→ Problem statement:
The records are to be copied exactly and in full.

→ Excerpted records:
◆ ◆ ◆
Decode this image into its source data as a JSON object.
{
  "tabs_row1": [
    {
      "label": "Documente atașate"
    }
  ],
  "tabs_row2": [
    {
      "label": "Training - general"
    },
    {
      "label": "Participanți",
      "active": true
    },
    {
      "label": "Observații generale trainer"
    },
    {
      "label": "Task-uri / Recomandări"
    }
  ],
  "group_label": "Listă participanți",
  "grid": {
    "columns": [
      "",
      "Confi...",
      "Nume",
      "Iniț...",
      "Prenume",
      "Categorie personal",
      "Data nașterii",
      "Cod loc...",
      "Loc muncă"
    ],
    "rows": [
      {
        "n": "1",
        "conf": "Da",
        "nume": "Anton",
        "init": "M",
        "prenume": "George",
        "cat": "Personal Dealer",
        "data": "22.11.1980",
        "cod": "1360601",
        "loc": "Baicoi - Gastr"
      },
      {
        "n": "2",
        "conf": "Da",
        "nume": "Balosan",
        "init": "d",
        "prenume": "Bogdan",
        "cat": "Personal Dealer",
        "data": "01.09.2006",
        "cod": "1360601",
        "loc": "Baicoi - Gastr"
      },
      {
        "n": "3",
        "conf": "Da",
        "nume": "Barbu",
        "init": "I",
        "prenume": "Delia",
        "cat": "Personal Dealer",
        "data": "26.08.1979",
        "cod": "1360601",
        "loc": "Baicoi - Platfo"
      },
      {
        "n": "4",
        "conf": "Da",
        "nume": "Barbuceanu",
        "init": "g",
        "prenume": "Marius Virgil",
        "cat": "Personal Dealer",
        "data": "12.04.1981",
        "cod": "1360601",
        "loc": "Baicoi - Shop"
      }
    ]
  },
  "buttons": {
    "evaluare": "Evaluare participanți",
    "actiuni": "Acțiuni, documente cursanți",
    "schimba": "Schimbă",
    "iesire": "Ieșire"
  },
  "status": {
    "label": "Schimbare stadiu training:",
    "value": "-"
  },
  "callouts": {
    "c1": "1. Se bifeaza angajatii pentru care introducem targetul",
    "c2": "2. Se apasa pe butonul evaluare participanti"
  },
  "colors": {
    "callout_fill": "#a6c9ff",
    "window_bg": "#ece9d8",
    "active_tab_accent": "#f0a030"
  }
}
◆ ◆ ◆
→ Response:
Decode this image into its source data as a JSON object.
{
  "tabs_row1": [
    {
      "label": "Documente atașate"
    }
  ],
  "tabs_row2": [
    {
      "label": "Training - general"
    },
    {
      "label": "Participanți",
      "active": true
    },
    {
      "label": "Observații generale trainer"
    },
    {
      "label": "Task-uri / Recomandări"
    }
  ],
  "group_label": "Listă participanți",
  "grid": {
    "columns": [
      "",
      "Confi...",
      "Nume",
      "Iniț...",
      "Prenume",
      "Categorie personal",
      "Data nașterii",
      "Cod loc...",
      "Loc muncă"
    ],
    "rows": [
      {
        "n": "1",
        "conf": "Da",
        "nume": "Anton",
        "init": "M",
        "prenume": "George",
        "cat": "Personal Dealer",
        "data": "22.11.1980",
        "cod": "1360601",
        "loc": "Baicoi - Gastr"
      },
      {
        "n": "2",
        "conf": "Da",
        "nume": "Balosan",
        "init": "d",
        "prenume": "Bogdan",
        "cat": "Personal Dealer",
        "data": "01.09.2006",
        "cod": "1360601",
        "loc": "Baicoi - Gastr"
      },
      {
        "n": "3",
        "conf": "Da",
        "nume": "Barbu",
        "init": "I",
        "prenume": "Delia",
        "cat": "Personal Dealer",
        "data": "26.08.1979",
        "cod": "1360601",
        "loc": "Baicoi - Platfo"
      },
      {
        "n": "4",
        "conf": "Da",
        "nume": "Barbuceanu",
        "init": "g",
        "prenume": "Marius Virgil",
        "cat": "Personal Dealer",
        "data": "12.04.1981",
        "cod": "1360601",
        "loc": "Baicoi - Shop"
      }
    ]
  },
  "buttons": {
    "evaluare": "Evaluare participanți",
    "actiuni": "Acțiuni, documente cursanți",
    "schimba": "Schimbă",
    "iesire": "Ieșire"
  },
  "status": {
    "label": "Schimbare stadiu training:",
    "value": "-"
  },
  "callouts": {
    "c1": "1. Se bifeaza angajatii pentru care introducem targetul",
    "c2": "2. Se apasa pe butonul evaluare participanti"
  },
  "colors": {
    "callout_fill": "#a6c9ff",
    "window_bg": "#ece9d8",
    "active_tab_accent": "#f0a030"
  }
}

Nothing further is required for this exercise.